Jacksonville (4-7, 2-0) gets back to 5A-Central Conference play on Tuesday when they travel to Beebe for a varsity doubleheader against the Badgers.

TOP STORY >> Sherwood to get Denny's

Leader staff writer

Denny’s — the 24-hour “America’s Diner” family-friendly restaurant chain known for serving up comfort food at affordable prices — is coming to Sherwood, where the Zone Mart Phillips 66 gas station sits at Wildwood Avenue and Warden Road.

Its owner, Tom Drinkwine, couldn’t be reached for comment this week because he’s on vacation.

According to the chain’s website, the total estimated initial investment expected from franchisees is $1.12 million to $2.6 million.

Barry Sellers, the city’s economic developer, said Drinkwine had allowed him to make this announcement but that few details are known or can be released at this time, including a date or timeline for the groundbreaking or opening.

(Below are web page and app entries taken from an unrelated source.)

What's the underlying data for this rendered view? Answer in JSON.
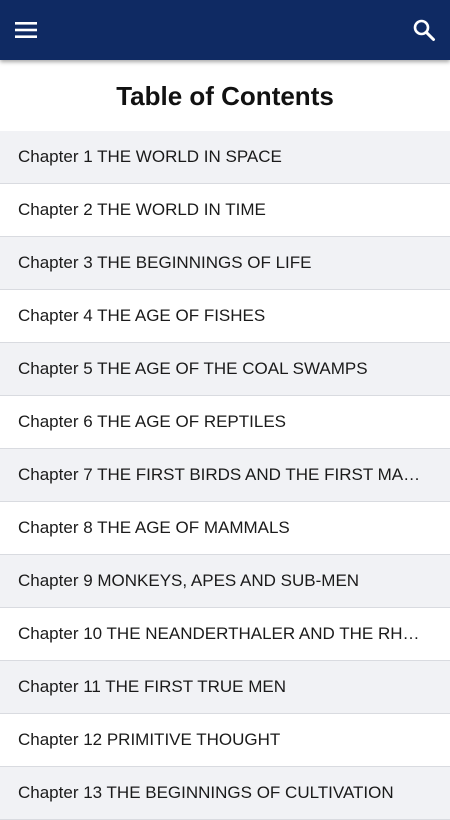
{
  "app_bar": {
    "menu_icon": "hamburger-menu-icon",
    "search_icon": "search-icon",
    "background_color": "#0f2a63"
  },
  "page": {
    "title": "Table of Contents"
  },
  "toc": {
    "items": [
      {
        "label": "Chapter 1 THE WORLD IN SPACE"
      },
      {
        "label": "Chapter 2 THE WORLD IN TIME"
      },
      {
        "label": "Chapter 3 THE BEGINNINGS OF LIFE"
      },
      {
        "label": "Chapter 4 THE AGE OF FISHES"
      },
      {
        "label": "Chapter 5 THE AGE OF THE COAL SWAMPS"
      },
      {
        "label": "Chapter 6 THE AGE OF REPTILES"
      },
      {
        "label": "Chapter 7 THE FIRST BIRDS AND THE FIRST MA…"
      },
      {
        "label": "Chapter 8 THE AGE OF MAMMALS"
      },
      {
        "label": "Chapter 9 MONKEYS, APES AND SUB-MEN"
      },
      {
        "label": "Chapter 10 THE NEANDERTHALER AND THE RH…"
      },
      {
        "label": "Chapter 11 THE FIRST TRUE MEN"
      },
      {
        "label": "Chapter 12 PRIMITIVE THOUGHT"
      },
      {
        "label": "Chapter 13 THE BEGINNINGS OF CULTIVATION"
      }
    ]
  }
}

Sellers added, “It’s going to be lots of jobs and lots of sales tax...pretty exciting.”

Mayor Virginia Young commented, “We’re excited about it. We think it’s a good opportunity for our city. We think they’ll do well.” She noted the site selected is a great location for Denny’s.

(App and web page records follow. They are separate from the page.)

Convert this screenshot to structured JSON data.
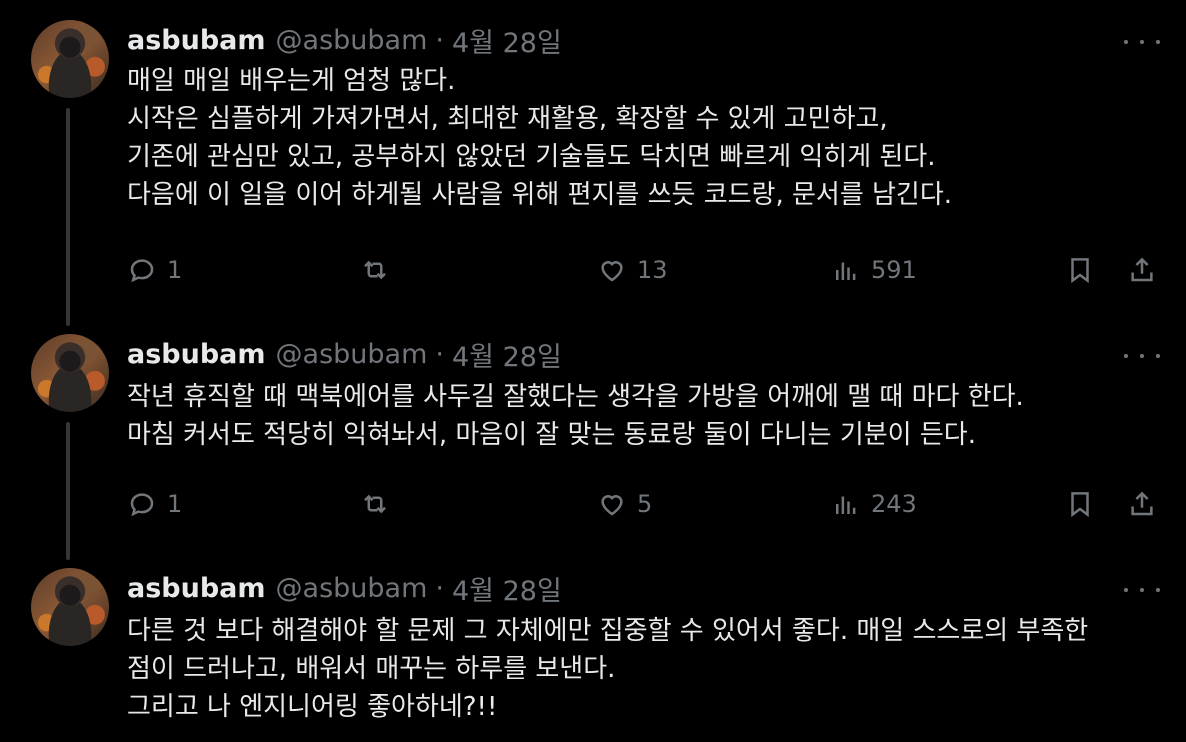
{
  "tweets": [
    {
      "name": "asbubam",
      "handle": "@asbubam",
      "separator": "·",
      "date": "4월 28일",
      "lines": [
        "매일 매일 배우는게 엄청 많다.",
        "시작은 심플하게 가져가면서, 최대한 재활용, 확장할 수 있게 고민하고,",
        "기존에 관심만 있고, 공부하지 않았던 기술들도 닥치면 빠르게 익히게 된다.",
        "다음에 이 일을 이어 하게될 사람을 위해 편지를 쓰듯 코드랑, 문서를 남긴다."
      ],
      "replies": "1",
      "retweets": "",
      "likes": "13",
      "views": "591"
    },
    {
      "name": "asbubam",
      "handle": "@asbubam",
      "separator": "·",
      "date": "4월 28일",
      "lines": [
        "작년 휴직할 때 맥북에어를 사두길 잘했다는 생각을 가방을 어깨에 맬 때 마다 한다.",
        "마침 커서도 적당히 익혀놔서, 마음이 잘 맞는 동료랑 둘이 다니는 기분이 든다."
      ],
      "replies": "1",
      "retweets": "",
      "likes": "5",
      "views": "243"
    },
    {
      "name": "asbubam",
      "handle": "@asbubam",
      "separator": "·",
      "date": "4월 28일",
      "lines": [
        "다른 것 보다 해결해야 할 문제 그 자체에만 집중할 수 있어서 좋다. 매일 스스로의 부족한",
        "점이 드러나고, 배워서 매꾸는 하루를 보낸다.",
        "그리고 나 엔지니어링 좋아하네?!!"
      ]
    }
  ],
  "icons": {
    "reply": "reply-icon",
    "retweet": "retweet-icon",
    "like": "heart-icon",
    "views": "views-icon",
    "bookmark": "bookmark-icon",
    "share": "share-icon",
    "more": "more-icon"
  },
  "colors": {
    "background": "#000000",
    "text": "#e7e9ea",
    "secondary": "#71767b",
    "thread_line": "#333639"
  }
}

According to the chain’s website, Arkansas is a “new and emerging market” for which incentives are available to those opening up locations.

The website also states that the chain, founded in southern California in 1953, is “where guests have come for over 60 years now to sit back, relax and enjoy delicious, hearty meals 24/7, every day of the year. From breakfast anytime to satisfying lunches and dinners, if you're in the mood for it, chances are we're serving it.

“Denny's is always open, always welcoming and always serving up hearty diner food along with a mug of fresh hot coffee. So come on in anytime, park yourself in a comfortable booth, take a seat at the counter, whatever you want, because it won't take you long to understand why we're truly America's diner."

This “one of the world’s powerhouse family restaurant chain” has over 1,700 locations and 90 percent of them are franchised, the website continues. It also touts that Denny’s was ranked No. 1 of family restaurants and No. 8 overall by Entrepreneur Magazine in 2014.